- Task details:
Your answer must be an exact copy of the entries below, with every picture removed.

- Records to use:
#####

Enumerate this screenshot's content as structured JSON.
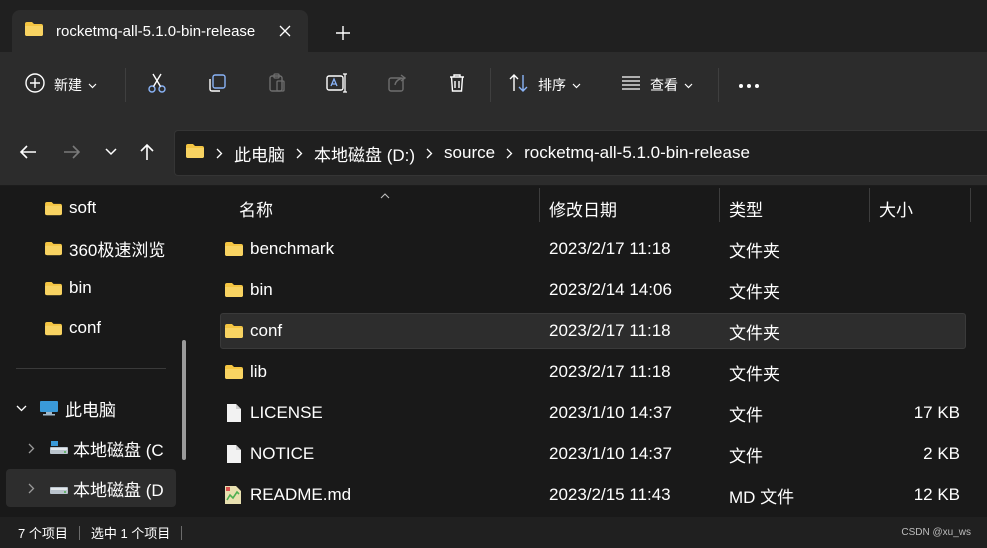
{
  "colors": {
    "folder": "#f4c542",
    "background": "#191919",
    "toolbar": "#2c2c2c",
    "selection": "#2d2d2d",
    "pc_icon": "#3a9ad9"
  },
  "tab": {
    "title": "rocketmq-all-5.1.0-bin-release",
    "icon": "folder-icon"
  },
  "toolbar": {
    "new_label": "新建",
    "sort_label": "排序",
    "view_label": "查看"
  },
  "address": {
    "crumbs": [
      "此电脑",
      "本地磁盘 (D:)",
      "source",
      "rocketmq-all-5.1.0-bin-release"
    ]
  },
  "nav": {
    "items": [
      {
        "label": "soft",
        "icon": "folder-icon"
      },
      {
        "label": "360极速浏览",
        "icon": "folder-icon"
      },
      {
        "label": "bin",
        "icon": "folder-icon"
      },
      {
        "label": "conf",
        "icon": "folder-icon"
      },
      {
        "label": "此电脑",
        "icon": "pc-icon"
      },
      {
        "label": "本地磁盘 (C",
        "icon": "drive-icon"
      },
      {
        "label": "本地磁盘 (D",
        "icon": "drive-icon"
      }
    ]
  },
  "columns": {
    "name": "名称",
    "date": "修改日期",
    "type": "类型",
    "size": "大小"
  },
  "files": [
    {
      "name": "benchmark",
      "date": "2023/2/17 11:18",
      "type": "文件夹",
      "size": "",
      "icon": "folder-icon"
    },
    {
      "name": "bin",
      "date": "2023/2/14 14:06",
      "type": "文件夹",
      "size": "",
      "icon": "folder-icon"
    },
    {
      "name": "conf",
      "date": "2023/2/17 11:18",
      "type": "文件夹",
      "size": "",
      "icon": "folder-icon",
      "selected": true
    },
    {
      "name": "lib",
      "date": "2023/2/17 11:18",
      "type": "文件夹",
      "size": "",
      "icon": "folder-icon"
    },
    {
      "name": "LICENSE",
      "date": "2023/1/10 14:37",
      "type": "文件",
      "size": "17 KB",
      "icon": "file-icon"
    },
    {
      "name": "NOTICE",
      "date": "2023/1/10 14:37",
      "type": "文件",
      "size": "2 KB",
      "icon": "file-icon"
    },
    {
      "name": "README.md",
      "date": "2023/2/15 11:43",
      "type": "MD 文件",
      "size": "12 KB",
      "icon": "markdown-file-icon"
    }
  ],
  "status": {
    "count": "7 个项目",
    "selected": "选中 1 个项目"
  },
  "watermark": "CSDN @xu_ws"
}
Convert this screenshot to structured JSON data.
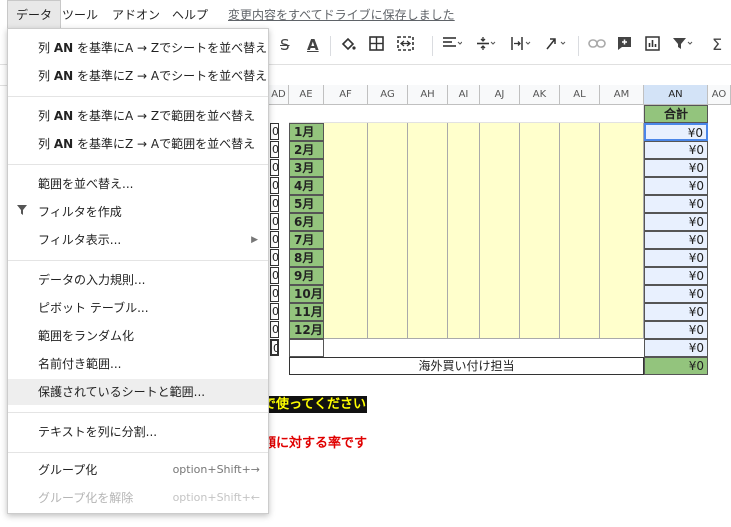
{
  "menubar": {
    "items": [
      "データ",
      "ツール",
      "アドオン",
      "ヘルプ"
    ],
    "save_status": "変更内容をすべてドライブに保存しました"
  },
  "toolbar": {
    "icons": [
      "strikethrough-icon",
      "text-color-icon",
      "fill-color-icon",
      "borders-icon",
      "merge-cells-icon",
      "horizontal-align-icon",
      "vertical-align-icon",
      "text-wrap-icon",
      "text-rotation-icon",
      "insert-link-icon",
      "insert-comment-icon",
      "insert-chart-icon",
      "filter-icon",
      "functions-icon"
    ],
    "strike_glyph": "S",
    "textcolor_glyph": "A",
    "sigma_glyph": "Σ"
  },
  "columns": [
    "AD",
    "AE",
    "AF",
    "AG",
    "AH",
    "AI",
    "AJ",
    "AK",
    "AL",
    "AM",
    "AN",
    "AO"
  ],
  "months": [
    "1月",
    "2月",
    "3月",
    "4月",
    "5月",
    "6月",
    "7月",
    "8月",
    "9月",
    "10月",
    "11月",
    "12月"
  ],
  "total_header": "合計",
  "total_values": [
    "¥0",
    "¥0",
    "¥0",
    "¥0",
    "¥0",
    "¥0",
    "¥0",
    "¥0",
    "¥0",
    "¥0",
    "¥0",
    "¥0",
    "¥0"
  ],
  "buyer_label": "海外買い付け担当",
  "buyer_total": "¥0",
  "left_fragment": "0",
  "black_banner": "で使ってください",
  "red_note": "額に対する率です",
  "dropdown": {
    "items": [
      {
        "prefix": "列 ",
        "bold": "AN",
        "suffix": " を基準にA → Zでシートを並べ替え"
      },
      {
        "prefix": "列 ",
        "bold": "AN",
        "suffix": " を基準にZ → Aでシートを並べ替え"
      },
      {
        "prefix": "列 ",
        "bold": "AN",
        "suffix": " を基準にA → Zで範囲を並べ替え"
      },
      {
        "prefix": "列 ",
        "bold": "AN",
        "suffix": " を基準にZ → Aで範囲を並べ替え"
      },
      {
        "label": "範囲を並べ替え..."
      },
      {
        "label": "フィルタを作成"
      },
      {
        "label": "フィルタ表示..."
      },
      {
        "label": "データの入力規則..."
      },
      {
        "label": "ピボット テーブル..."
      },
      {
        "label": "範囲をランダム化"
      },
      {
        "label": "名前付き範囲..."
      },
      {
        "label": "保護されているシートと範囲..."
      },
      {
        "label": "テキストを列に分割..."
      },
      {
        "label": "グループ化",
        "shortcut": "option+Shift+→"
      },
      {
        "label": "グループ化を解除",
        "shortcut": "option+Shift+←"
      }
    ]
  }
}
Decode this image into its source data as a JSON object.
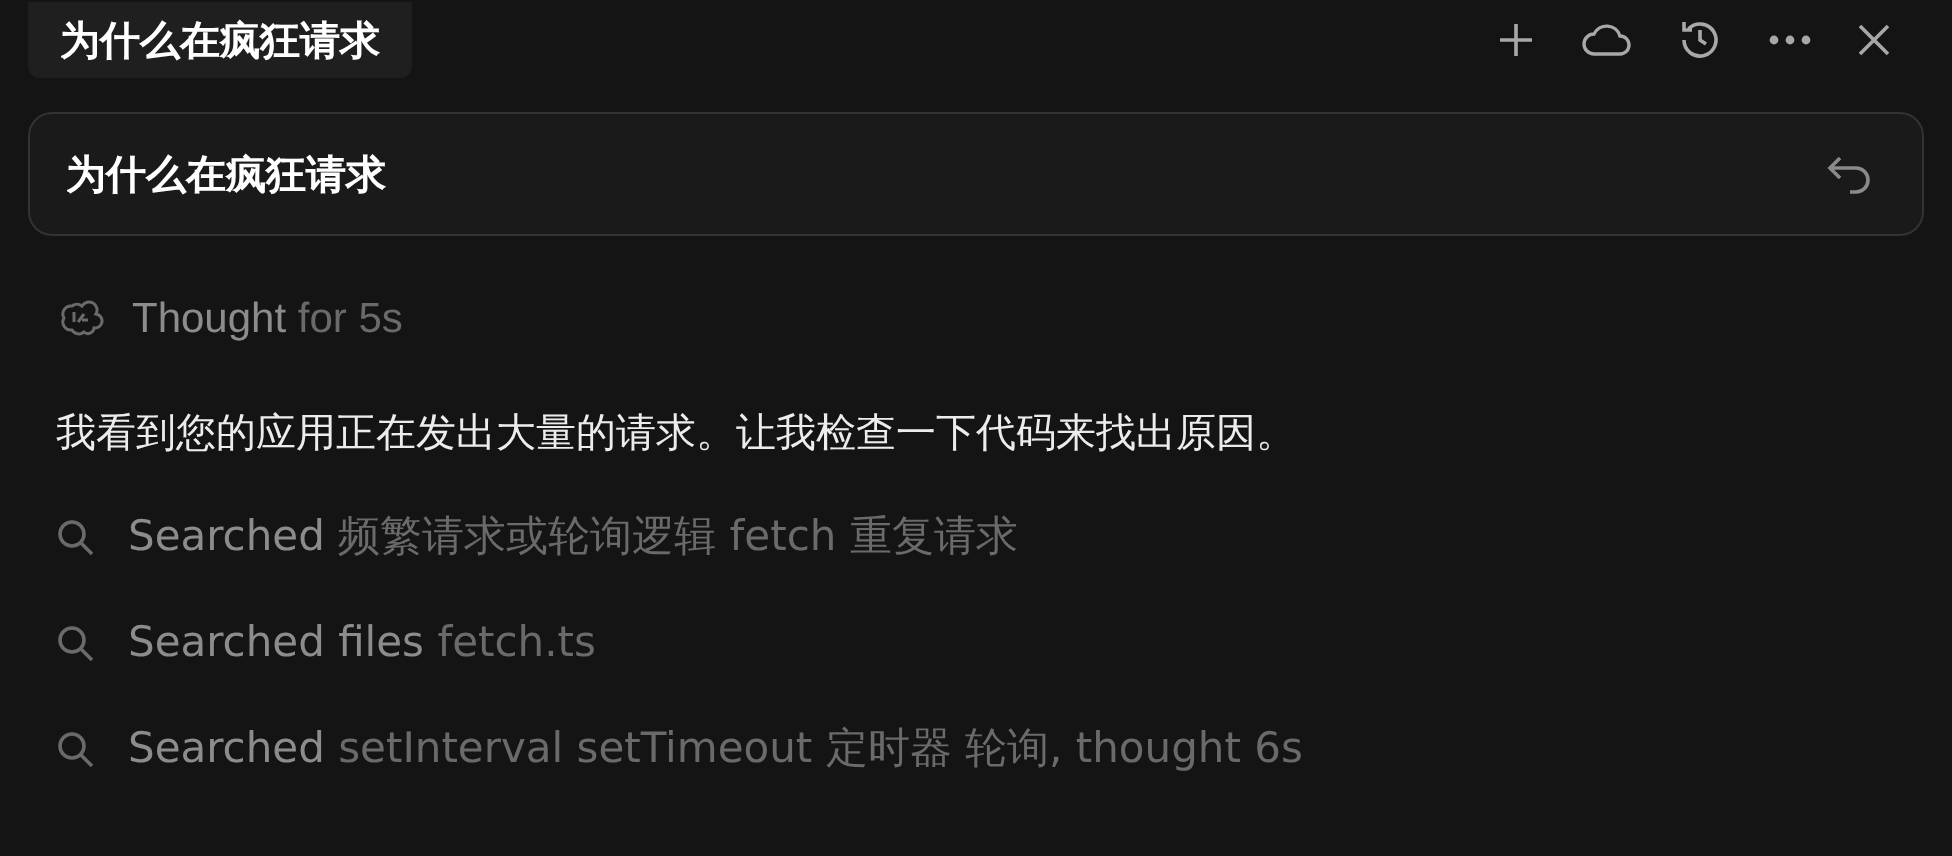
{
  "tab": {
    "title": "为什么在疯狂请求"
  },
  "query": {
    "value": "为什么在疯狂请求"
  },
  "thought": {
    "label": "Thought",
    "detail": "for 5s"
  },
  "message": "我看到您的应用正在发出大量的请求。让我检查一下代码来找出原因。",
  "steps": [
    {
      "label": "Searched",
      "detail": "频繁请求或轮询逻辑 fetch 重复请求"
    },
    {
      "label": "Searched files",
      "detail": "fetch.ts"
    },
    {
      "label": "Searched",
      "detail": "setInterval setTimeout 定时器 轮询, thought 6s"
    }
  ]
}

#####

- Problem solution:
Enumerate this screenshot's content as structured JSON.
{
  "colors": {
    "folder": "#f4c542",
    "background": "#191919",
    "toolbar": "#2c2c2c",
    "selection": "#2d2d2d",
    "pc_icon": "#3a9ad9"
  },
  "tab": {
    "title": "rocketmq-all-5.1.0-bin-release",
    "icon": "folder-icon"
  },
  "toolbar": {
    "new_label": "新建",
    "sort_label": "排序",
    "view_label": "查看"
  },
  "address": {
    "crumbs": [
      "此电脑",
      "本地磁盘 (D:)",
      "source",
      "rocketmq-all-5.1.0-bin-release"
    ]
  },
  "nav": {
    "items": [
      {
        "label": "soft",
        "icon": "folder-icon"
      },
      {
        "label": "360极速浏览",
        "icon": "folder-icon"
      },
      {
        "label": "bin",
        "icon": "folder-icon"
      },
      {
        "label": "conf",
        "icon": "folder-icon"
      },
      {
        "label": "此电脑",
        "icon": "pc-icon"
      },
      {
        "label": "本地磁盘 (C",
        "icon": "drive-icon"
      },
      {
        "label": "本地磁盘 (D",
        "icon": "drive-icon"
      }
    ]
  },
  "columns": {
    "name": "名称",
    "date": "修改日期",
    "type": "类型",
    "size": "大小"
  },
  "files": [
    {
      "name": "benchmark",
      "date": "2023/2/17 11:18",
      "type": "文件夹",
      "size": "",
      "icon": "folder-icon"
    },
    {
      "name": "bin",
      "date": "2023/2/14 14:06",
      "type": "文件夹",
      "size": "",
      "icon": "folder-icon"
    },
    {
      "name": "conf",
      "date": "2023/2/17 11:18",
      "type": "文件夹",
      "size": "",
      "icon": "folder-icon",
      "selected": true
    },
    {
      "name": "lib",
      "date": "2023/2/17 11:18",
      "type": "文件夹",
      "size": "",
      "icon": "folder-icon"
    },
    {
      "name": "LICENSE",
      "date": "2023/1/10 14:37",
      "type": "文件",
      "size": "17 KB",
      "icon": "file-icon"
    },
    {
      "name": "NOTICE",
      "date": "2023/1/10 14:37",
      "type": "文件",
      "size": "2 KB",
      "icon": "file-icon"
    },
    {
      "name": "README.md",
      "date": "2023/2/15 11:43",
      "type": "MD 文件",
      "size": "12 KB",
      "icon": "markdown-file-icon"
    }
  ],
  "status": {
    "count": "7 个项目",
    "selected": "选中 1 个项目"
  },
  "watermark": "CSDN @xu_ws"
}
Convert this screenshot to structured JSON data.
{
  "menubar": {
    "items": [
      "データ",
      "ツール",
      "アドオン",
      "ヘルプ"
    ],
    "save_status": "変更内容をすべてドライブに保存しました"
  },
  "toolbar": {
    "icons": [
      "strikethrough-icon",
      "text-color-icon",
      "fill-color-icon",
      "borders-icon",
      "merge-cells-icon",
      "horizontal-align-icon",
      "vertical-align-icon",
      "text-wrap-icon",
      "text-rotation-icon",
      "insert-link-icon",
      "insert-comment-icon",
      "insert-chart-icon",
      "filter-icon",
      "functions-icon"
    ],
    "strike_glyph": "S",
    "textcolor_glyph": "A",
    "sigma_glyph": "Σ"
  },
  "columns": [
    "AD",
    "AE",
    "AF",
    "AG",
    "AH",
    "AI",
    "AJ",
    "AK",
    "AL",
    "AM",
    "AN",
    "AO"
  ],
  "months": [
    "1月",
    "2月",
    "3月",
    "4月",
    "5月",
    "6月",
    "7月",
    "8月",
    "9月",
    "10月",
    "11月",
    "12月"
  ],
  "total_header": "合計",
  "total_values": [
    "¥0",
    "¥0",
    "¥0",
    "¥0",
    "¥0",
    "¥0",
    "¥0",
    "¥0",
    "¥0",
    "¥0",
    "¥0",
    "¥0",
    "¥0"
  ],
  "buyer_label": "海外買い付け担当",
  "buyer_total": "¥0",
  "left_fragment": "0",
  "black_banner": "で使ってください",
  "red_note": "額に対する率です",
  "dropdown": {
    "items": [
      {
        "prefix": "列 ",
        "bold": "AN",
        "suffix": " を基準にA → Zでシートを並べ替え"
      },
      {
        "prefix": "列 ",
        "bold": "AN",
        "suffix": " を基準にZ → Aでシートを並べ替え"
      },
      {
        "prefix": "列 ",
        "bold": "AN",
        "suffix": " を基準にA → Zで範囲を並べ替え"
      },
      {
        "prefix": "列 ",
        "bold": "AN",
        "suffix": " を基準にZ → Aで範囲を並べ替え"
      },
      {
        "label": "範囲を並べ替え..."
      },
      {
        "label": "フィルタを作成"
      },
      {
        "label": "フィルタ表示..."
      },
      {
        "label": "データの入力規則..."
      },
      {
        "label": "ピボット テーブル..."
      },
      {
        "label": "範囲をランダム化"
      },
      {
        "label": "名前付き範囲..."
      },
      {
        "label": "保護されているシートと範囲..."
      },
      {
        "label": "テキストを列に分割..."
      },
      {
        "label": "グループ化",
        "shortcut": "option+Shift+→"
      },
      {
        "label": "グループ化を解除",
        "shortcut": "option+Shift+←"
      }
    ]
  }
}
Decode this image into its source data as a JSON object.
{
  "tab": {
    "title": "为什么在疯狂请求"
  },
  "query": {
    "value": "为什么在疯狂请求"
  },
  "thought": {
    "label": "Thought",
    "detail": "for 5s"
  },
  "message": "我看到您的应用正在发出大量的请求。让我检查一下代码来找出原因。",
  "steps": [
    {
      "label": "Searched",
      "detail": "频繁请求或轮询逻辑 fetch 重复请求"
    },
    {
      "label": "Searched files",
      "detail": "fetch.ts"
    },
    {
      "label": "Searched",
      "detail": "setInterval setTimeout 定时器 轮询, thought 6s"
    }
  ]
}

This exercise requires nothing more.